Monday, February 20, 2012

Ballads: Grown Folks Music



Why don't we talk about ballad playing?
Ballad playing seems to be one of the most mysteriously under-discussed topics amongst drummers.  If you are going to be a professional musician in nearly any genre of music, you are going to have to learn how to play a ballad whether you want to or not.  So simply avoiding the topic is not an option. 

Perhaps the reason this topic is avoided is because the role of the drums in a ballad tends to be particularly understated/supportive.  You are not going to be the focus of attention when you are playing a ballad.  However, that in no way means that what you are playing (or not playing) isn't important.  On the contrary for a group to really pull off a ballad, what the drummer plays is key! 


Thoughts on how to approach a ballad

1.  Attitude
Don't be this guy
The first thing that matters when you are playing a ballad is your attitude.  You should never approach a piece of music as a chore.  Playing music as if you are being forced to is selfish and immature.  Here is a relevant quote from Art Blakey, "Music washes away the dust of every day life."  Music isn't just about you and your feelings, it is also always about your audience.

For me this is not an issue, because I really love playing ballads.  I am much to sentimental of a person not to get swept up in a beautiful ballad like "Sophisticated Lady" in the clip above.  I see playing a ballad as a unique opportunity to play the drums romantically.  You may be this kind of person as well, but regardless of your personal feelings, always remember to serve the music and the audience you are playing for. 
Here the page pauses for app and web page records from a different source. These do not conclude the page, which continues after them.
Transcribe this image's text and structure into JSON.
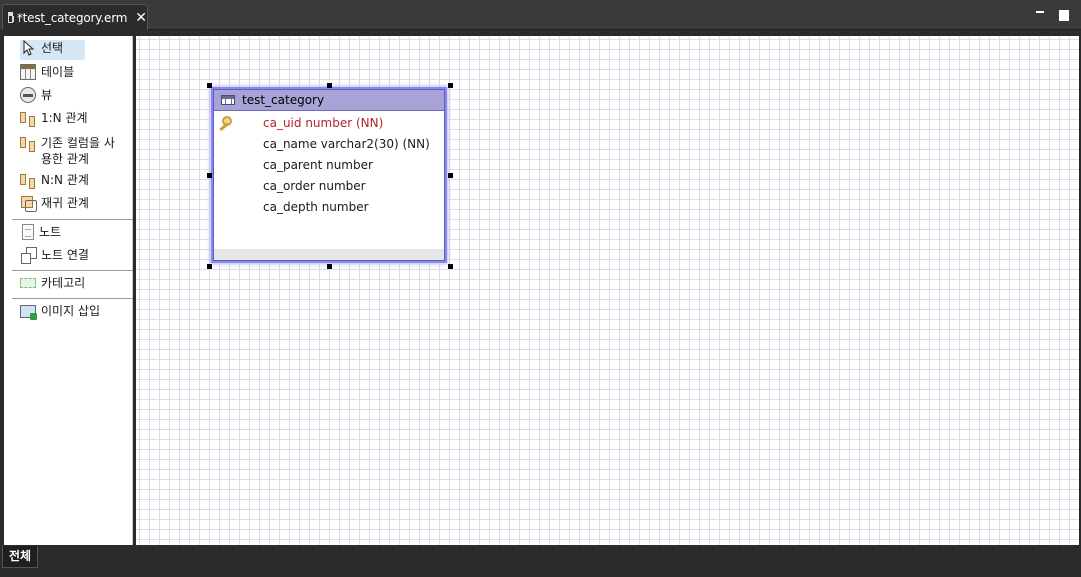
{
  "editor_tab": {
    "title": "*test_category.erm",
    "close_glyph": "✕"
  },
  "palette": {
    "items": [
      {
        "label": "선택",
        "icon": "pointer-arrow-icon"
      },
      {
        "label": "테이블",
        "icon": "table-icon"
      },
      {
        "label": "뷰",
        "icon": "view-icon"
      },
      {
        "label": "1:N 관계",
        "icon": "one-to-many-relation-icon"
      },
      {
        "label": "기존 컬럼을 사",
        "label2": "용한 관계",
        "icon": "existing-column-relation-icon"
      },
      {
        "label": "N:N 관계",
        "icon": "many-to-many-relation-icon"
      },
      {
        "label": "재귀 관계",
        "icon": "self-relation-icon"
      },
      {
        "label": "노트",
        "icon": "note-icon"
      },
      {
        "label": "노트 연결",
        "icon": "note-link-icon"
      },
      {
        "label": "카테고리",
        "icon": "category-icon"
      },
      {
        "label": "이미지 삽입",
        "icon": "insert-image-icon"
      }
    ],
    "selected": "선택"
  },
  "entity": {
    "name": "test_category",
    "columns": [
      {
        "text": "ca_uid number (NN)",
        "primary_key": true
      },
      {
        "text": "ca_name varchar2(30) (NN)",
        "primary_key": false
      },
      {
        "text": "ca_parent number",
        "primary_key": false
      },
      {
        "text": "ca_order number",
        "primary_key": false
      },
      {
        "text": "ca_depth number",
        "primary_key": false
      }
    ]
  },
  "bottom_tab": {
    "label": "전체"
  },
  "colors": {
    "entity_header": "#a7a3d6",
    "selection_glow": "#8a8aee",
    "primary_key_text": "#b2252a",
    "grid_line": "#dcdce8"
  }
}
Do be this guy
2.  Play supportively
If you start with the attitude I described above, approaching a ballad as an opportunity to play romantically, then this step will follow naturally.  You should always strive to fit your playing to the mood of the song, so play as quietly, slowly, and in as legato a fashion as possible.  Don't try to fill every space, and only come up in volume or density of notes when the music calls for it.

This doesn't mean you that you should just play quietly and sparsely no matter what happens.  If you feel like the music is increasing in intensity, go for it!  Remember that loudness doesn't equal intensity.  In other words, you can play quietly and with real passion.  Listen to Chris Grasso's elegant piano intro, or Kriss Funn's beautiful bass solo starting around 2:03 for some examples of quiet but passionate playing. 
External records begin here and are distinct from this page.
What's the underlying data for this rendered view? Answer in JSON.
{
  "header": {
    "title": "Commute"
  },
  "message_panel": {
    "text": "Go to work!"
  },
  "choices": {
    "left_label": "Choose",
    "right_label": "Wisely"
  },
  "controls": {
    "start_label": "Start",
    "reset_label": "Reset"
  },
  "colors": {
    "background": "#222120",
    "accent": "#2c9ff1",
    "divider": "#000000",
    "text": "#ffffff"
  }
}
3.  Some specific ballad techniques
Nothing is more personal or subjective than brush technique, and this is particularly true in a ballad context.  That being said, here are some general pointers:
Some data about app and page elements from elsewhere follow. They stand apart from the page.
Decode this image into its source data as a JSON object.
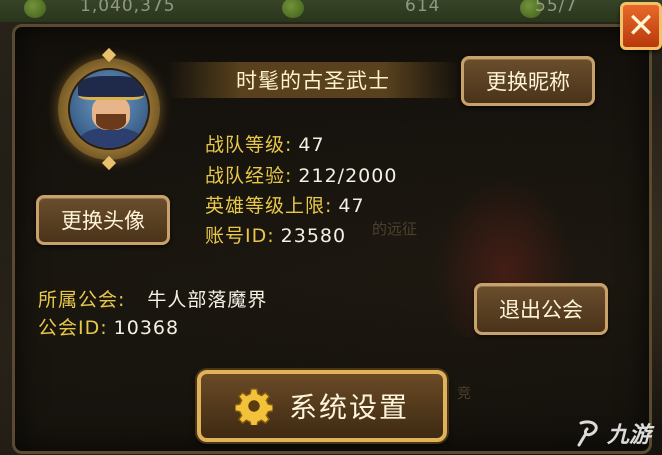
{
  "topbar": {
    "gold": "1,040,375",
    "gems": "614",
    "stamina": "55/7"
  },
  "profile": {
    "name": "时髦的古圣武士",
    "rename_label": "更换昵称",
    "change_avatar_label": "更换头像",
    "stats": [
      {
        "label": "战队等级:",
        "value": "47"
      },
      {
        "label": "战队经验:",
        "value": "212/2000"
      },
      {
        "label": "英雄等级上限:",
        "value": "47"
      },
      {
        "label": "账号ID:",
        "value": "23580"
      }
    ]
  },
  "guild": {
    "name_label": "所属公会:",
    "name_value": "牛人部落魔界",
    "id_label": "公会ID:",
    "id_value": "10368",
    "leave_label": "退出公会"
  },
  "settings_label": "系统设置",
  "close_label": "✕",
  "background_text": {
    "bg1": "的远征",
    "bg2": "竞"
  },
  "watermark": {
    "text": "九游"
  },
  "colors": {
    "stat_label": "#e8c84a",
    "close_bg": "#d9561c",
    "button_border": "#c8a26a"
  }
}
-You want a full sound that still accents the rhythm, so try to use the whole snare drum.  I use an outward motion almost like swimming breast stroke to accomplish this.  I will try to a video on this in the near future.

-Your bass drum and hi-hat need to come way down in a ballad.  Even though I normally play the hi-hat with my heel up to get a nice aggressive, "Blakey-esque" chick sound, on a ballad I almost always play with my heel down. 

-Speaking of the hi-hat, you should try to incorporate comping with the hi-hat and using the hi-hat splash.  The hi-hat splash is a great sound in general, but because of it's legato texture it works particularly well in a ballad.  You can hear me using these throughout the video. 

-Some soloists like to go to double time in their solos, some do not.  In the video, Kriss stays with the original feel, whereas Chris moves to double time.  I tend not to assume that a soloist wants to go to double time until I actually hear them playing some double time ideas.  Some drummers  launch into double time as soon as the solos start, but I have found that this can get you into trouble more often than it is worth.  This can be a delicate dance, so just rely on your ears and you will be ok.  You can even hear how we go briefly to a latin feel during Chris's solo at 4:43!  

-Endings on ballads tend to go to rubato, so listen carefully in the last A section.  The person playing the melody will generally cue the ending by slowing down.  In general you want to stop playing and give the melody time to wind down before playing a nice final swell, preferably with mallets.  You can watch this type of ending happen in the video for more clarity.

-Try incorporating brush "rolls" where you sweep the brush rapidly from side to side.  You can hear me play a brush roll going into the bass solo at 1:59.  This is a useful technique for a ballad because it can make a dramatic statement without being too loud.  Check out Jeff Hamilton doing this in his brush solo at 2:28:




4.  Get some ballad vocabulary
This should go without saying, but if you haven't checked some great masters of ballad playing, now is the time.  Here are some recommendations to get you started:



-Bill Charlap trio with Kenny Washington